Why should this matter? Because judges are not blank slates—their biases, ideologies and professional and life experiences influence how they rule, whether it’s on voting rights, reproductive choice, criminal justice, religion, immigration, the environment, labor issues or gun control. The judiciary holds an incredible and underappreciated sway over daily life. And lifetime appointments mean decades of opportunity to protect rights or rescind them.
In January, President Joe Biden began selecting members for a promised bipartisan commission to study reforms to the Supreme Court and the federal bench. He has said he wants the group to craft recommendations within 180 days.
Biden has been circumspect about Supreme Court reforms, a priority for progressives who have proposed everything from expanding the number of justices to term limits. The president has been on the record saying he’s “not a fan of court packing,” but activists are urging bold and swift action while the ball is in their court with a narrow Democratic Senate majority. To this end, the administration is actively seeking recommendations from senators and interest groups to fill outstanding judicial openings and any that may arise.
The judiciary relies on the public trust for legitimacy and viability. Courts remain more popular than other governmental institutions, but political polarization has begun eroding respect for the judicial branch.
A lack of diversity sends the wrong message to constituents and can undermine public confidence in the judiciary. In its October 2019 report Building a More Inclusive Federal Judiciary, the Center for American Progress noted the public increasingly perceives the courts as unfair, especially to underrepresented groups, and sees corporations as favored over the public good. The authors note that the judiciary is facing a legitimacy crisis, in part because of the “lack of federal judges representing historically underrepresented groups, such as people of color, women, individuals who self-identify as LGBTQ, people with disabilities, and people belonging to minority religions.”
Across the federal judiciary, there is a glaring dearth of Black women, with only five of 179 sitting on appeals courts and just 42 of 673 serving at the district court level. For his part, Biden has pledged to nominate a Black woman to the Supreme Court.
Homogeneity has never been a hallmark of justice. The regression of the Trump years can be reversed through a sweeping and concerted recruitment effort that expands the staid and narrow old boys’ network that feeds the judiciary. Most federal judges are pulled from private practice or are former prosecutors, but Biden’s commission must cast a wide net to include more law professors, leaders of civil rights organizations, public defenders and nonprofit heads in the pool of nominees.
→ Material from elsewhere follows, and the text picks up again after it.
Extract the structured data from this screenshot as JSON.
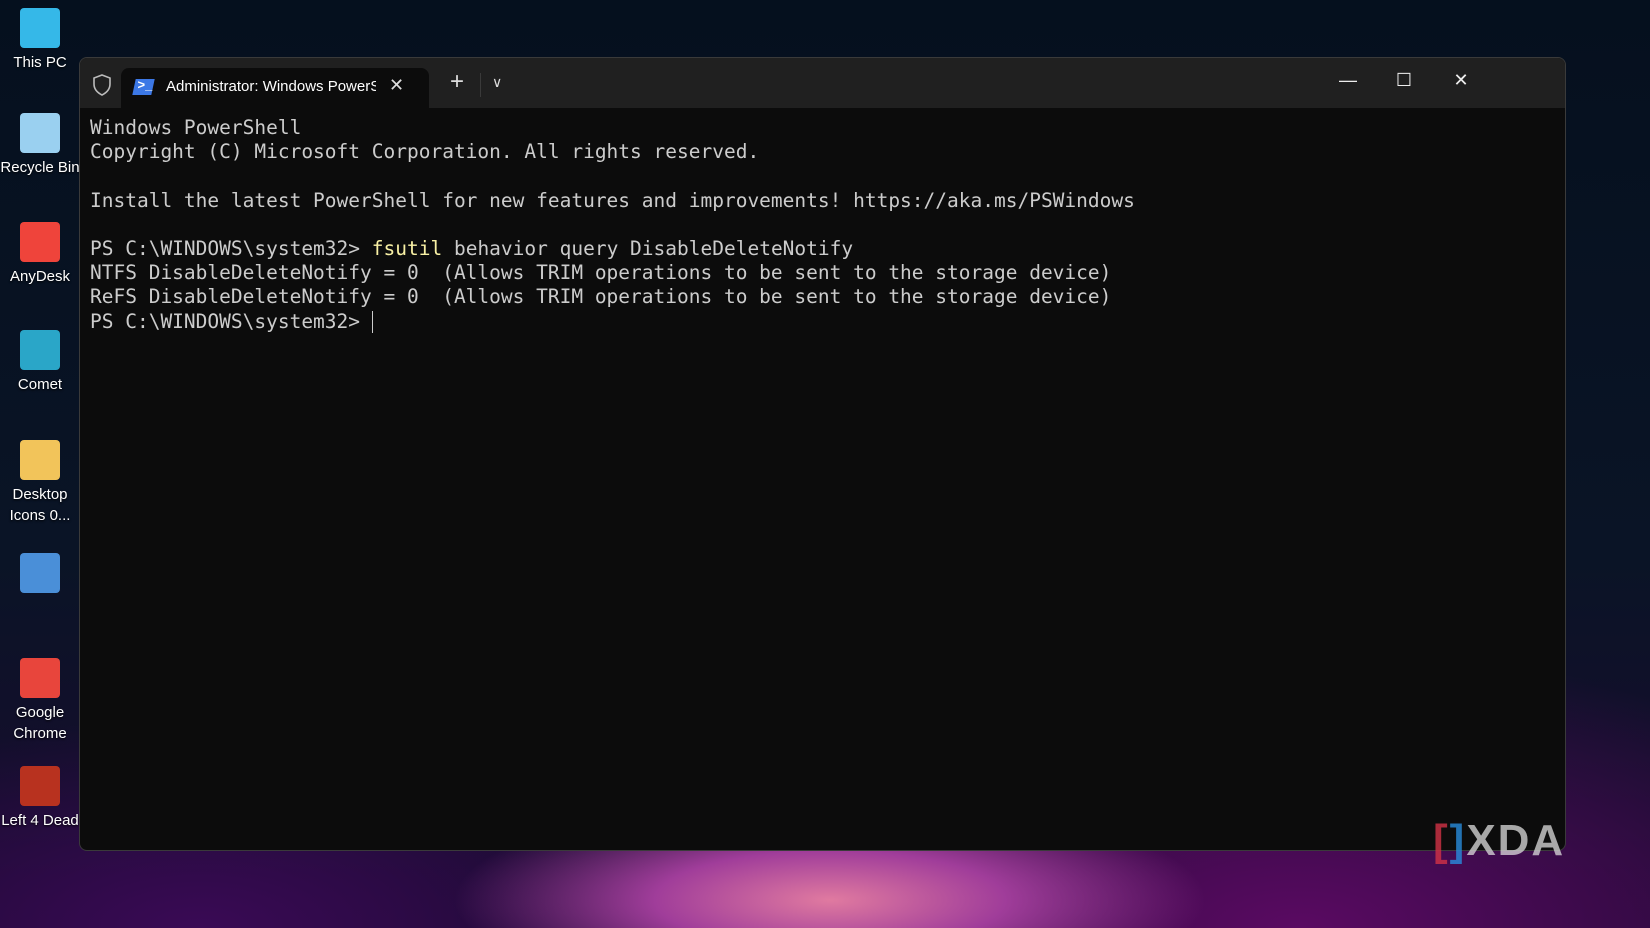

Not only are these candidates well-qualified, but they will contribute well-needed diversity of intellectual thought and experience.
Historically underrepresented groups should be prioritized, along with a focus on bolstering the pipeline that starts in law school and includes judicial clerkships.
Federal judgeships should not be the province of the white-shoe elite—qualified candidates can be found at all levels of the educational and legal landscapes. As the Center for American Progress notes: “Adding judges with different backgrounds and experiences to the court can act as a check on bias in the courtroom.”
The Biden administration currently has five circuit court openings to fill. And more than 200 federal judges are currently eligible for senior status, more than half of whom are white males.
This moment offers an opportunity to recast the courts to reflect and understand the communities they serve. There is no lack of talent—all it takes is political will.
Intersection is a column that explores issues of race, gender and law across America’s criminal and social justice landscape.